[Element data from apps and pages]
^^^^^^^^

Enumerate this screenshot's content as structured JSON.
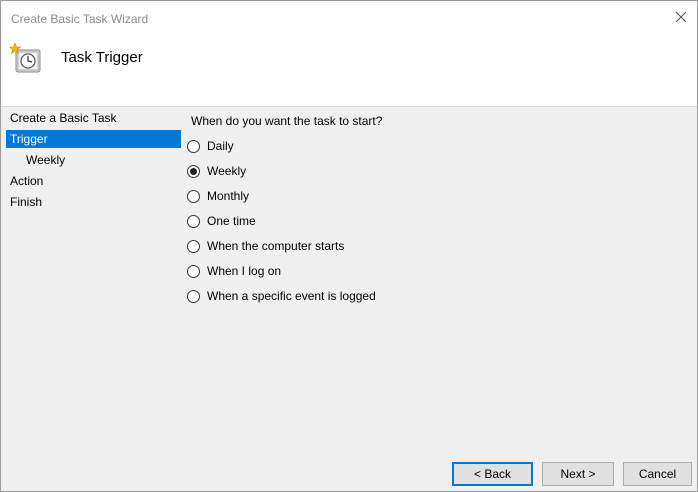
{
  "window": {
    "title": "Create Basic Task Wizard",
    "heading": "Task Trigger"
  },
  "sidebar": {
    "items": [
      {
        "label": "Create a Basic Task"
      },
      {
        "label": "Trigger"
      },
      {
        "label": "Weekly"
      },
      {
        "label": "Action"
      },
      {
        "label": "Finish"
      }
    ],
    "selected": "Trigger"
  },
  "main": {
    "question": "When do you want the task to start?",
    "options": [
      {
        "label": "Daily",
        "checked": false
      },
      {
        "label": "Weekly",
        "checked": true
      },
      {
        "label": "Monthly",
        "checked": false
      },
      {
        "label": "One time",
        "checked": false
      },
      {
        "label": "When the computer starts",
        "checked": false
      },
      {
        "label": "When I log on",
        "checked": false
      },
      {
        "label": "When a specific event is logged",
        "checked": false
      }
    ]
  },
  "buttons": {
    "back": "< Back",
    "next": "Next >",
    "cancel": "Cancel"
  },
  "colors": {
    "selection": "#0078d7",
    "window_bg": "#f0f0f0"
  }
}
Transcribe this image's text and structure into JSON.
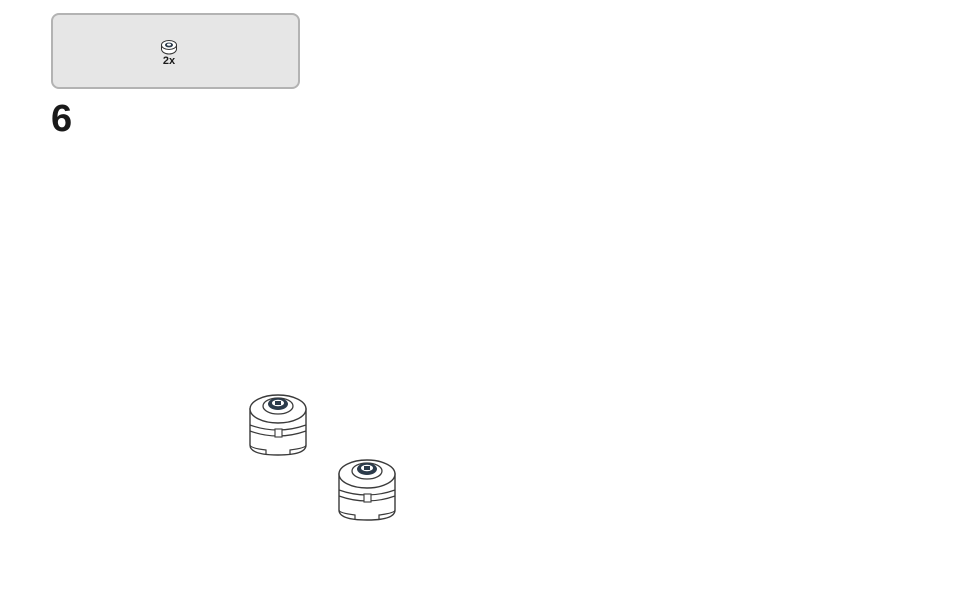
{
  "callout": {
    "part_icon": "round-brick-icon",
    "quantity_label": "2x"
  },
  "step": {
    "number": "6"
  },
  "parts_shown": [
    {
      "icon": "round-brick-icon"
    },
    {
      "icon": "round-brick-icon"
    }
  ],
  "colors": {
    "callout_background": "#e6e6e6",
    "callout_border": "#b3b3b3",
    "brick_fill": "#ffffff",
    "brick_outline": "#3a3a3a",
    "stud_dark": "#2b3a4a"
  }
}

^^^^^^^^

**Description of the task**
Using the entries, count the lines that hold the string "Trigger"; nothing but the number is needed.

**Answer area**
3